Allies of Tunisia's ousted president Ben Ali 'detained'
Tunisian police have detained two politicians close to ousted President Zine al-Abidine Ben Ali.
Mr Ben Ali's former adviser Abdelaziz bin Dhia and former Interior Minister Abdallah Qallal are now under house arrest, state media have reported.
Meanwhile, the owner of a private TV station has reportedly been arrested for "treason" for encouraging violence.
The news came as a protest march against the interim government reached the capital Tunis.
Protesters want the prime minister, who served under Mr Ben Ali, to resign.
Prime Minister Mohamed Ghannouchi has pledged to quit after elections, which are expected within six months.
On Sunday night, hundreds of people broke a curfew to continue their protest camped outside Mr Ghannouchi's office.Gold and jewellery
Tunisia's state media announced the arrests of the two political allies of the former president on Sunday, without providing further details.
The media also said that the police were searching for Abdelwahhab Abdalla - another former adviser to Mr Ben Ali.
Last week, some 33 members of Mr Ben Ali's family were arrested as they tried to leave the country.
State TV showed what it said was gold and jewellery found during raids on the their properties.
It is not known which family members of Mr Ben Ali - who has fled to Saudi Arabia - have been held.

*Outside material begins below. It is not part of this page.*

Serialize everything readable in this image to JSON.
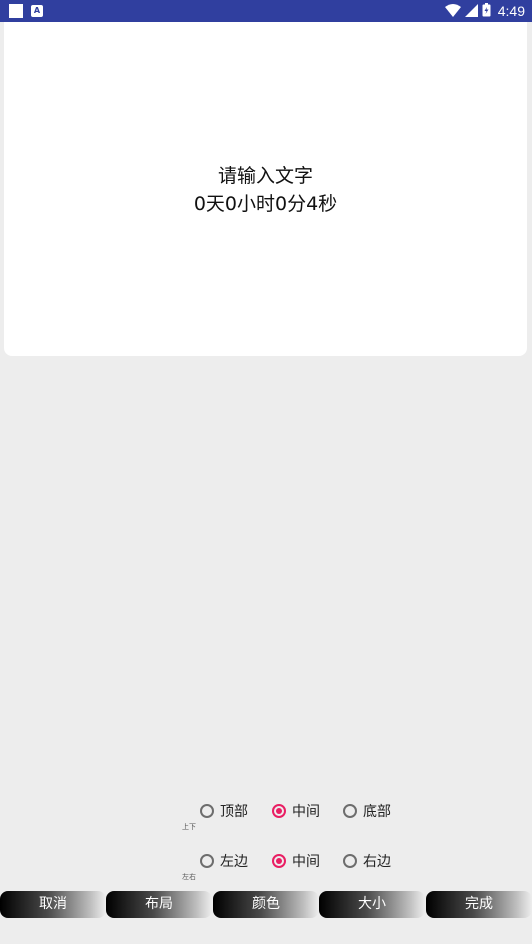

The state news agency also reported on Sunday that the owner of the private station, Hannibal TV, had been arrested along with his son for "treason" by encouraging violence and working for the return of Mr Ben Ali.
Larbi Nasra, "who is a relative of the former president's wife, is using the channel to abort the youth's revolution, spread confusion, incite strife and broadcast false information," a statement citing an authorised source said.'Clean hands'
On Sunday, a new protest march reached Tunis.
Some 1,000 demonstrators from Menzel Bouzaiane - the rural area where protests against Tunisia's authoritarian rule began in December - had joined the "Caravan of Liberation" to the capital.
The main trade union, the General Tunisian Workers' Union (UGTT), has backed the protest, which set off on Saturday.
"The aim of this caravan is to make the government fall," said Rabia Slimane, a teacher taking part in the caravan protest.
Fall from power
- 17 Dec: Man sets himself on fire in Sidi Bouzid over lack of jobs, sparking protests
- 24 Dec: Protester shot dead in central Tunisia
- 28 Dec: Protests spread to Tunis
- 8-10 Jan: Dozens of deaths reported in crackdown on protests
- 12 Jan: Interior minister sacked
- 13 Jan: President Zine al-Abidine Ben Ali promises to step down in 2014
- 14 Jan: Mr Ben Ali dissolves parliament after new mass rally, then steps down and flees
- 15 Jan: Parliamentary Speaker Foued Mebazaa sworn in as interim president
Mr Ghannouchi has left Mr Ben Ali's ruling Democratic Constitutional Rally (RCD) party and insisted that figures from the previous regime who have remained in positions of power - including the ministers of defence, interior, finance and foreign affairs - have "clean hands".
But this has failed to satisfy many opposition figures and protesters.
The official death toll during the unrest leading to Mr Ben Ali's flight was 78, though the UN says more than 100 people died. Authorities have promised to investigate the deaths of protesters.
A final day of mourning is being observed on Sunday for those killed.
There is speculation that the Tunisian unrest - which has been driven by economic grievances and resentment about political repression - could spread to other countries.
In Algeria, police broke up an anti-government demonstration on Saturday by about 300 protesters calling for greater freedoms. There were also protests in Yemen against the rule of President Ali Abdullah Saleh.